As countries within the European Union (EU) continue down a path of slashing the use of agricultural inputs in the name of sustainability, the potential cost of these decisions on parts of the world where food security is already uncertain is starting to be quantified.
Approved in 2020, the EU Green Deal adopted by the European Commission incorporates policies for its member countries that are designed to reduce the EU's net greenhouse gas emissions by at least 55 per cent by 2030, and to zero by 2050.
Part of the Green Deal is the 'Farm to Fork' and biodiversity strategy, which includes actions to reduce fertiliser use in the EU by at least 20pc as well as reduce the "use and risk" of chemical pesticides by 50pc by 2030.
However the strategy has been criticised by various stakeholders, both within the EU and internationally, with the United States Department of Agriculture (USDA) evaluating what this deal will do for global food security as well as international food prices.
Speaking at the Pastoralist and Graziers Association (PGA) of WA convention last month, CropLife Australia director of government and strategic relations Justin Crosby cited modeling by the USDA which estimated Europe's agricultural production would decrease by 12pc under the Green Deal, translating to a 1pc decrease in food production globally.
"That puts massive pressure on our food systems," Mr Crosby said,
"They've identified that food prices globally will go up by 9pc, so this move by Europe could seep its way into everyone's hip pocket when they're buying their groceries and trying to feed their families."
Highlighting that Australia would not be exempt, Mr Crosby said the deal would influence our cost of living as well as result in more land needing to be opened up for food production, to the detriment of the environment.
"Sadly while these strategies go under the pretense of a 'green deal', the reality is that it's a risk of a green famine, so what should we do in response to that?" Mr Crosby said.
"Australia should reject the premise of this so-called green deal and... instead focus on how we use science to produce more with less, feed the world, but also build prosperous rural communities."

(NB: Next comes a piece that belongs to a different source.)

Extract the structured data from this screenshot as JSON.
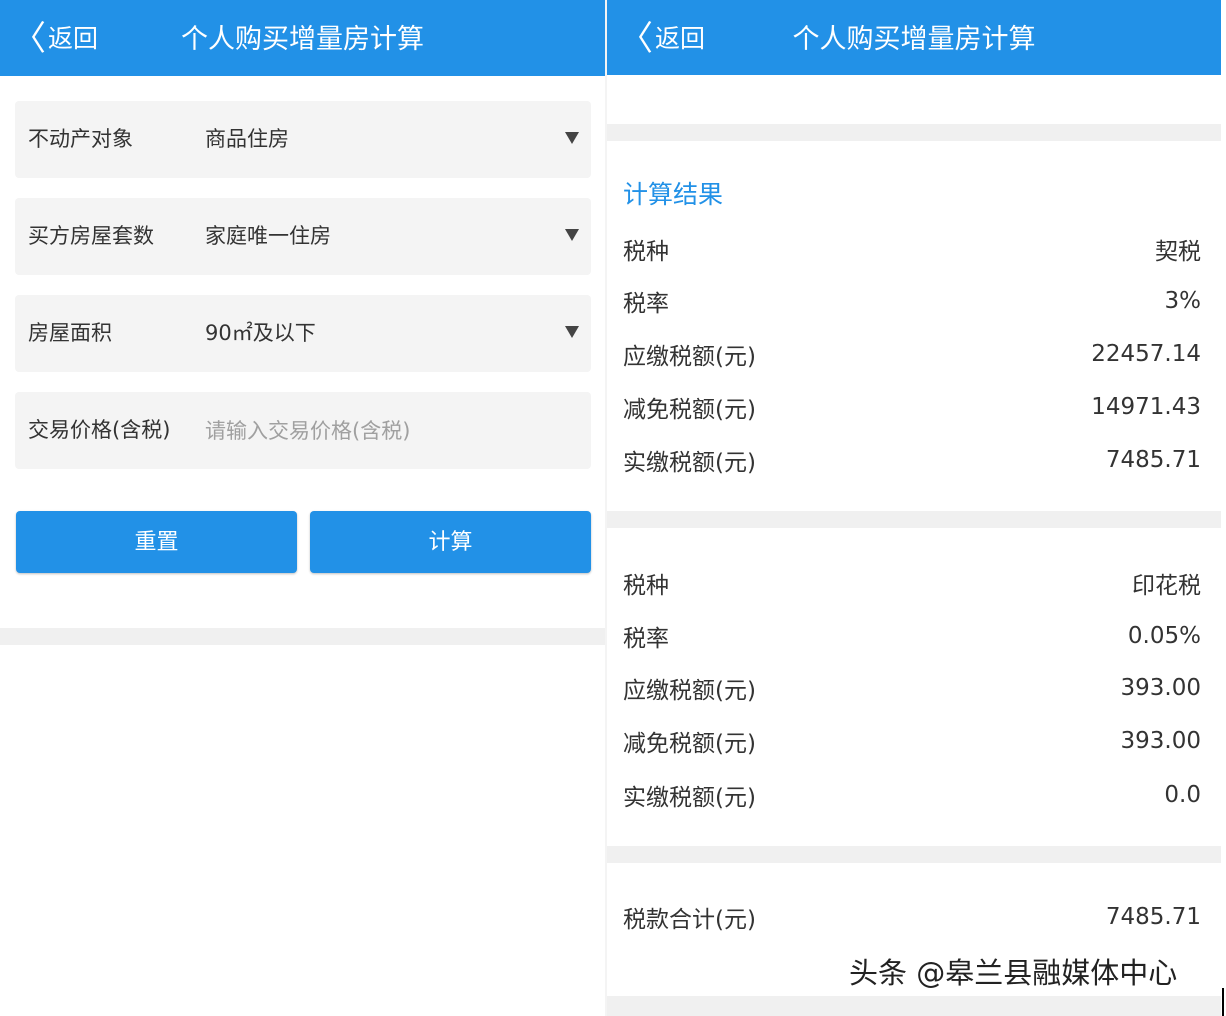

His comments came only weeks before the EU failed to reach a decision on whether it would extend approval for the use of glyphosate for a 10-year period.
A qualified majority of at least 15 out of the 27 countries was required to support or block the proposal for one of the most widely used pesticides globally.
If the EU governments fail to make a decision when they meet again in the first half of this month, the decision will be left up to the European Commission, with the EU's current glyphosate licence set to expire on Friday, December 15.
Last time the licence was required to be renewed in 2017, the EU governments failed to approve a licence spanning 10 years, instead granting a five-year licence renewal.
While numerous scientific bodies both in Australia and internationally, including the European Chemicals Agency and US Environmental Protection Agency (EPA), have continued to classify glyphosate as a non-carcinogenic substance, some believe the weed killer has links to cancer.
In spite of its critics Mr Crosby said glyphosate continued to be one of the biggest enablers of no-till farming in Australia.
"Glyphosate has allowed farmers to maintain higher yields than what they did under former systems and enables them to store and manage and water, hold up their soil structure and ABARES (Australian Bureau of Agricultural and Resource Economics and Sciences) has proven that it's actually been one of the things that has driven the yield improvements that we've had this century," Mr Crosby said.
"Looking at ABARES work, they said over the period of 1979 to 2014, the downturn that we faced in drought over that period in time had been reduced by over a third, and again they put it all down to no-till farming.
"With farm chemicals being a really important tool to help farmers prepare and manage droughts, particularly if they're growing crops, there is no argument on improving farmer resilience that would deny farmers these tools where science has proven they can be used safely."
Highlighting the improved environmental outcomes associated with no-till farming practices, Mr Crosby said over the past two decades it had enabled our farmers to sequester five million tonnes of carbon in Australia's soils.
He also said it was also important not to forget the role glyphosate, no-till farming and other agri-chemicals played in enabling farmers to produce more on less land.
"If we reduce our ability to produce food that means it needs to be produced elsewhere, and what that does is it means that people deforest some of the unique environments around the world," Mr Crosby said.
"Not only do we lose the value of those unique environments, but in terms of those people concerned about climate change, we also know that deforestation is responsible for large amounts of greenhouse gas emissions."
Sign up for our newsletter to stay up to date.